Marine Corps Pfc. Daniel A. Benedett of Seattle, Wash., will be buried May 15, at Arlington National Cemetery, along with Air Force 2nd Lt. Richard Vandegeer of Cleveland, Ohio; Navy Hospital Corpsman 1st Class Bernard Gause Jr., of Birmingham, Ala.; Hospitalman Ronald J. Manning of Steubenville, Ohio; Marine Corps servicemen Lance Cpl. Gregory S. Copenhaver of Lewistown, Pa.; Lance Cpl. Andres Garcia of Carlsbad, N.M.; Pfc. Lynn Blessing of Lancaster, Pa.; Pfc. Walter Boyd of Portsmouth, Va.; Pfc. James J. Jacques of La Junta, Colo.; Pfc. James R. Maxwell of Memphis, Tenn.; Pfc. Richard W. Rivernburgh of Schenectady, N.Y.; Pfc. Antonio R. Sandoval of San Antonio, Texas; and Pfc. Kelton R. Turner of St. Louis, Mo.
On May 12, 1975, Khmer Rouge gunboats captured the S.S. Mayaguez in the Gulf of Thailand, approximately 60 nautical miles off the coast of Cambodia. After the vessel was taken to Koh Tang Island, U.S. aircraft began surveillance flights around the island. When efforts to secure the release of the ship and its crew failed, U.S. military forces began a rescue mission.
Three days after the Mayaguez seizure, the Air Force dispatched six helicopters to the island. One of the helicopters came under heavy enemy fire and crashed into the surf with 26 men on board.
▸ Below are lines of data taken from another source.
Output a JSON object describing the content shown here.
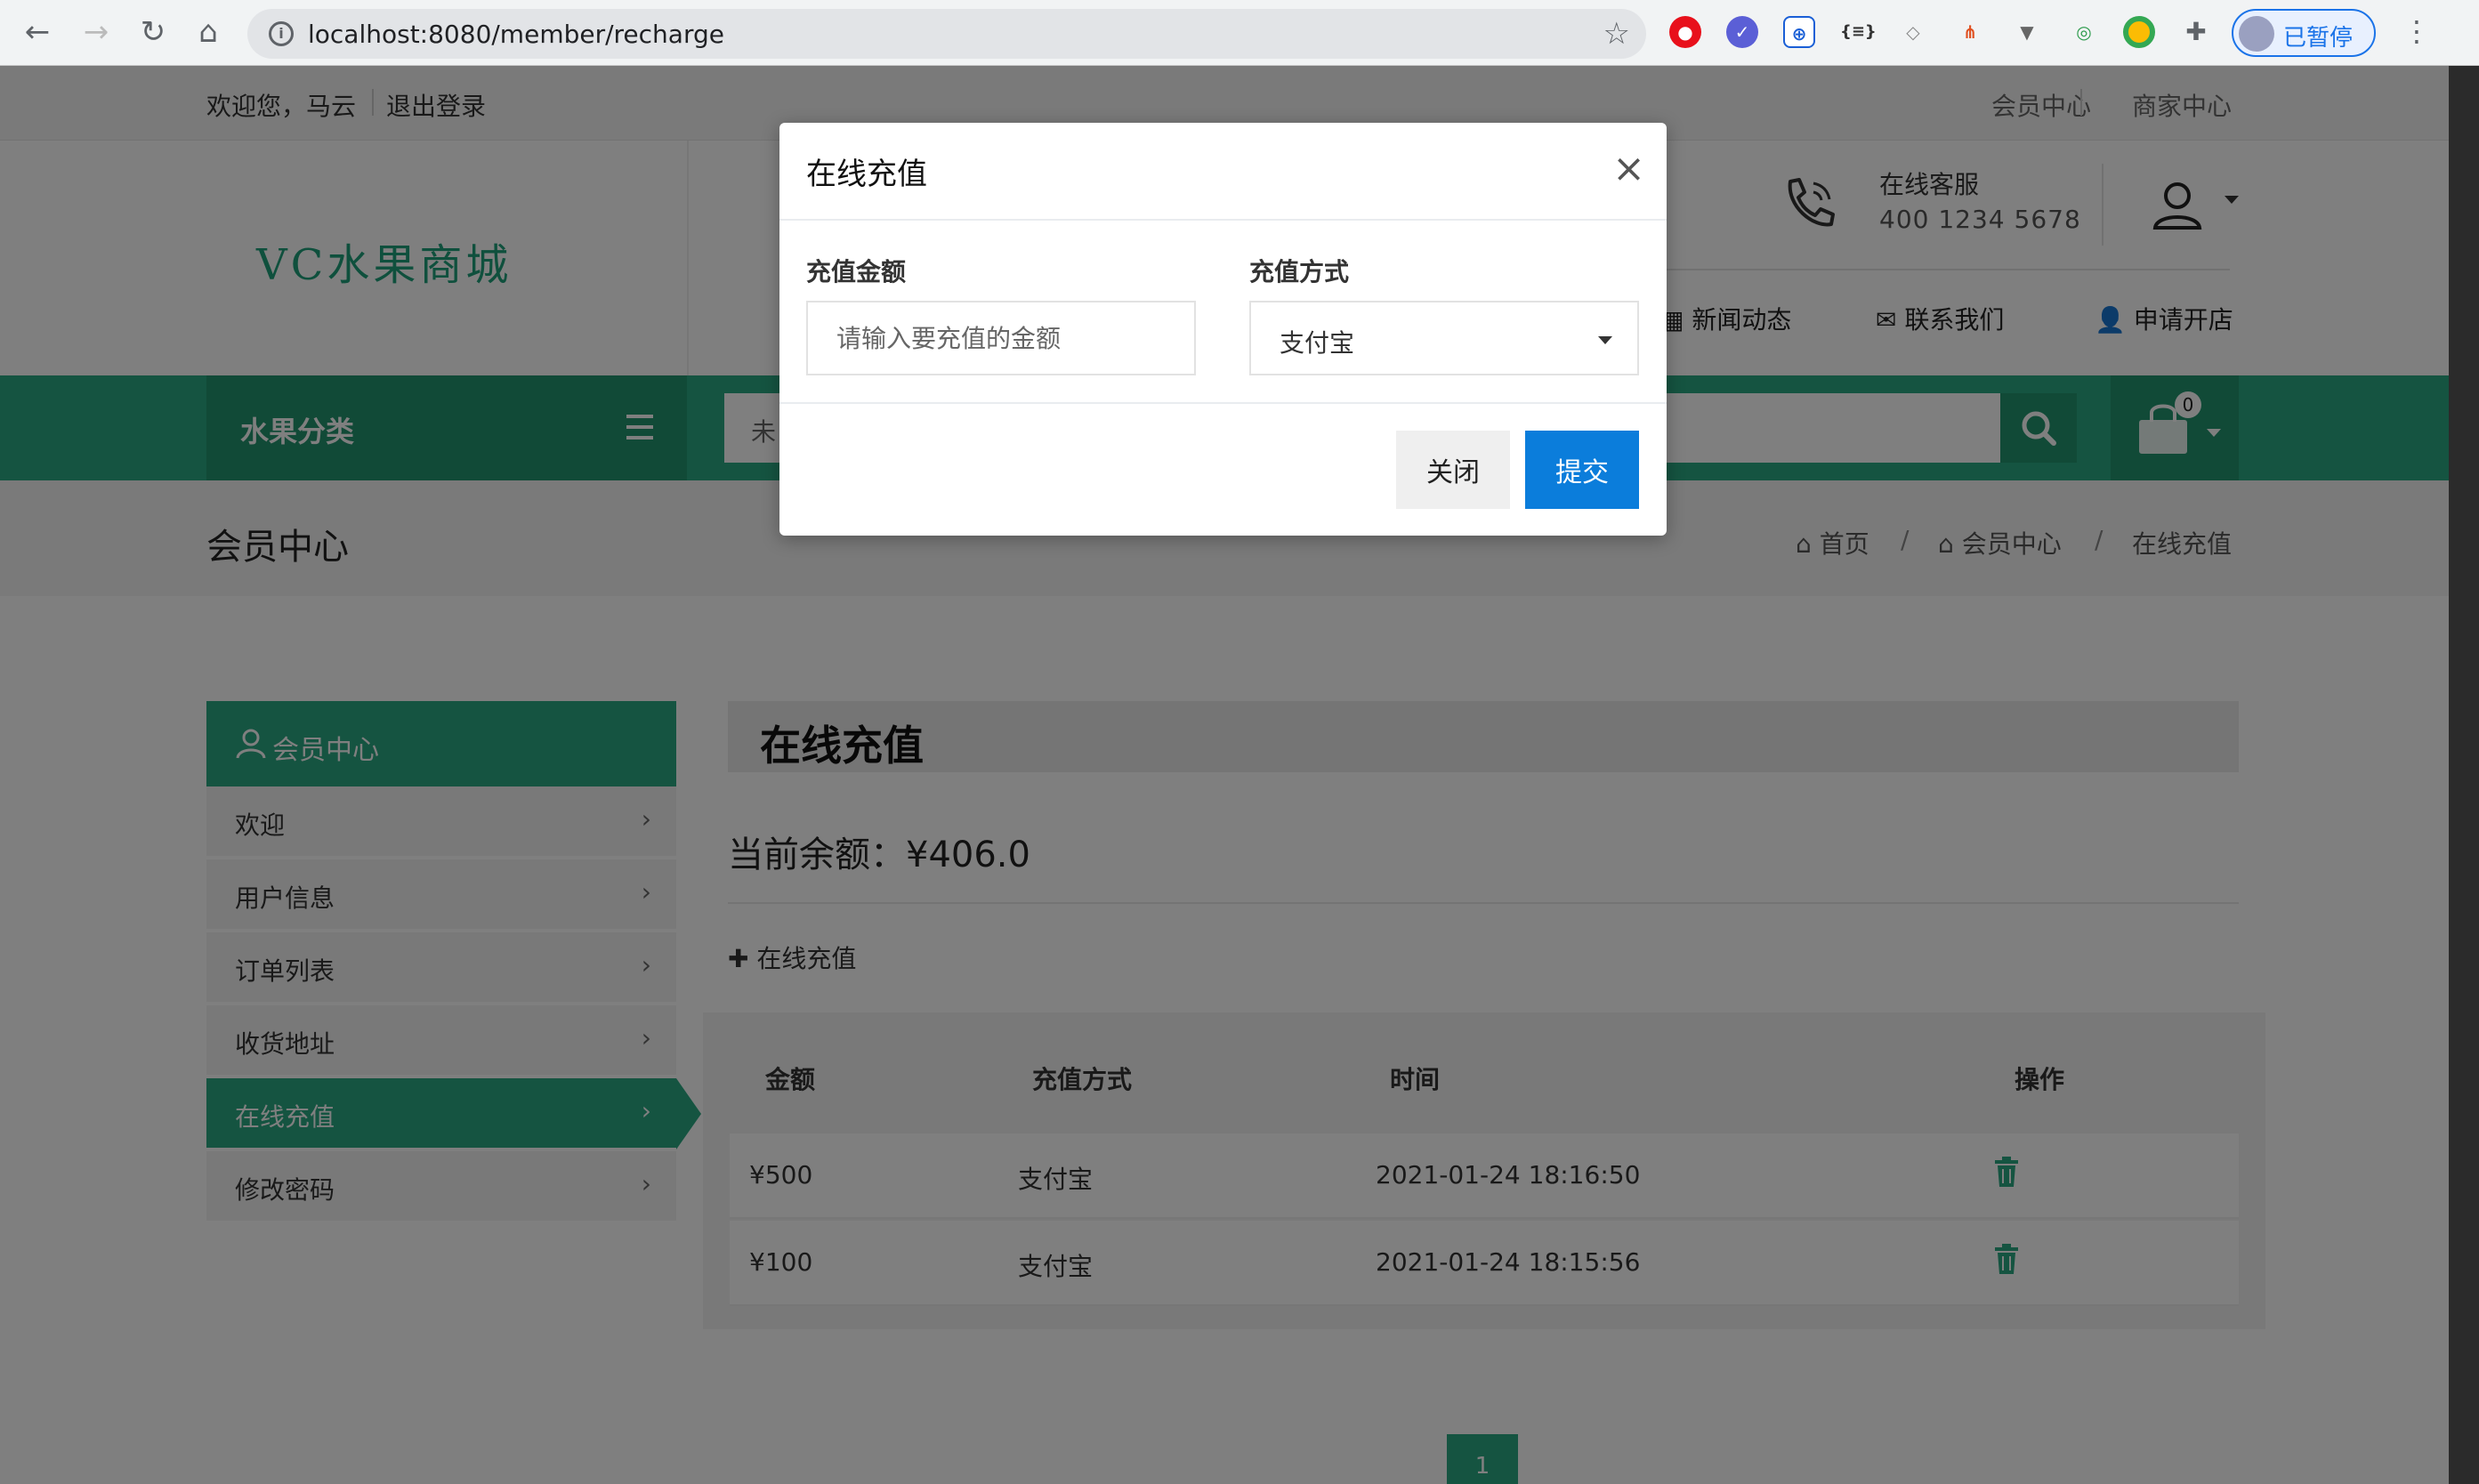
{
  "browser": {
    "url": "localhost:8080/member/recharge",
    "profile_label": "已暂停"
  },
  "topbar": {
    "welcome": "欢迎您，马云",
    "logout": "退出登录",
    "member_center": "会员中心",
    "merchant_center": "商家中心"
  },
  "header": {
    "logo": "VC水果商城",
    "service_title": "在线客服",
    "service_phone": "400 1234 5678",
    "nav": [
      "新闻动态",
      "联系我们",
      "申请开店"
    ]
  },
  "greenbar": {
    "category_label": "水果分类",
    "search_placeholder": "未",
    "cart_count": "0"
  },
  "crumbbar": {
    "title": "会员中心",
    "crumbs": [
      "首页",
      "会员中心",
      "在线充值"
    ],
    "separator": "/"
  },
  "sidebar": {
    "title": "会员中心",
    "items": [
      {
        "label": "欢迎"
      },
      {
        "label": "用户信息"
      },
      {
        "label": "订单列表"
      },
      {
        "label": "收货地址"
      },
      {
        "label": "在线充值"
      },
      {
        "label": "修改密码"
      }
    ]
  },
  "content": {
    "title": "在线充值",
    "balance": "当前余额：¥406.0",
    "add_link": "在线充值",
    "columns": [
      "金额",
      "充值方式",
      "时间",
      "操作"
    ],
    "rows": [
      {
        "amount": "¥500",
        "method": "支付宝",
        "time": "2021-01-24 18:16:50"
      },
      {
        "amount": "¥100",
        "method": "支付宝",
        "time": "2021-01-24 18:15:56"
      }
    ],
    "page": "1"
  },
  "modal": {
    "title": "在线充值",
    "amount_label": "充值金额",
    "amount_placeholder": "请输入要充值的金额",
    "method_label": "充值方式",
    "method_value": "支付宝",
    "close_button": "关闭",
    "submit_button": "提交"
  },
  "colors": {
    "primary_green": "#2aa882",
    "dark_green": "#23946f",
    "submit_blue": "#0b7ddb"
  }
}
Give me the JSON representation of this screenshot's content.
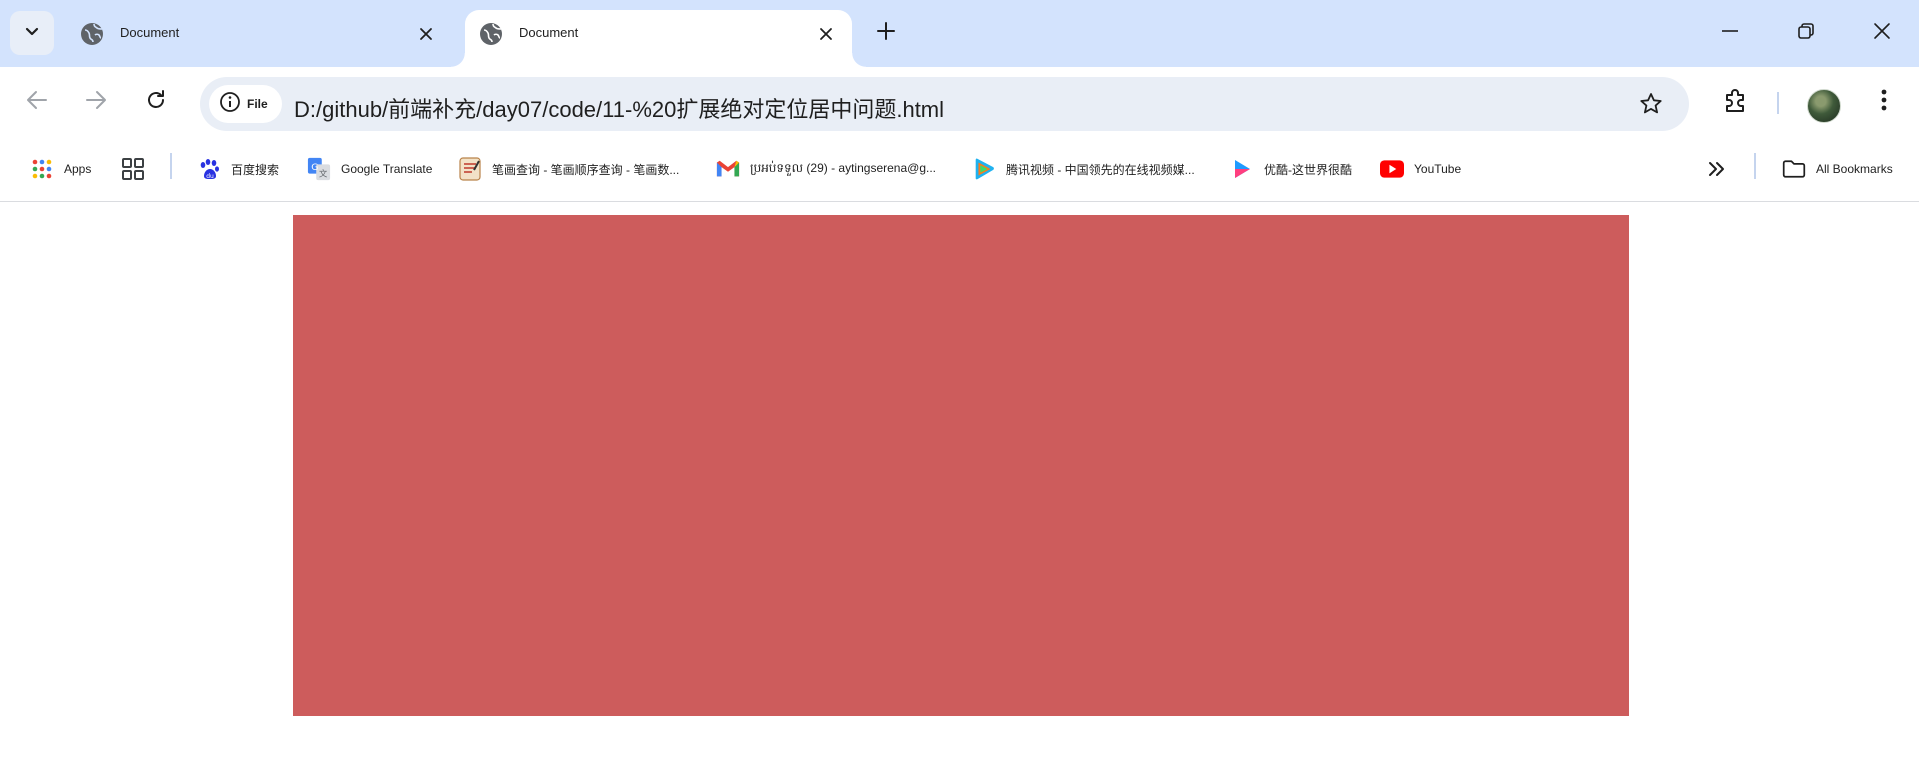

Thirteen of the men were rescued at sea, leaving Benedett and 12 other service members unaccounted-for from the crash.
Between 1991 and 2008, investigators conducted more than 10 investigations and excavations, led by Joint POW/MIA Accounting Command (JPAC). On three occasions, Cambodian authorities turned over remains believed to be those of American servicemen. In 1995, U.S. and Cambodian specialists conducted an underwater recovery of the helicopter crash site where they located remains, personal effects and aircraft debris associated with the loss. Between 2000 and 2004, all of the missing service members from this helicopter, except Benedett, were accounted-for.
On Jan. 30, 2013, Benedett was accounted-for. Scientists from JPAC and the Armed Forces Identification Laboratory (AFDIL) used circumstantial evidence and DNA process of elimination to account for his remains.
Today, more than 1,600 Americans remain unaccounted for from the Vietnam War. The U.S. government continues to work closely with the governments of Vietnam, Laos, and Cambodia to recover Americans lost during the Vietnam War.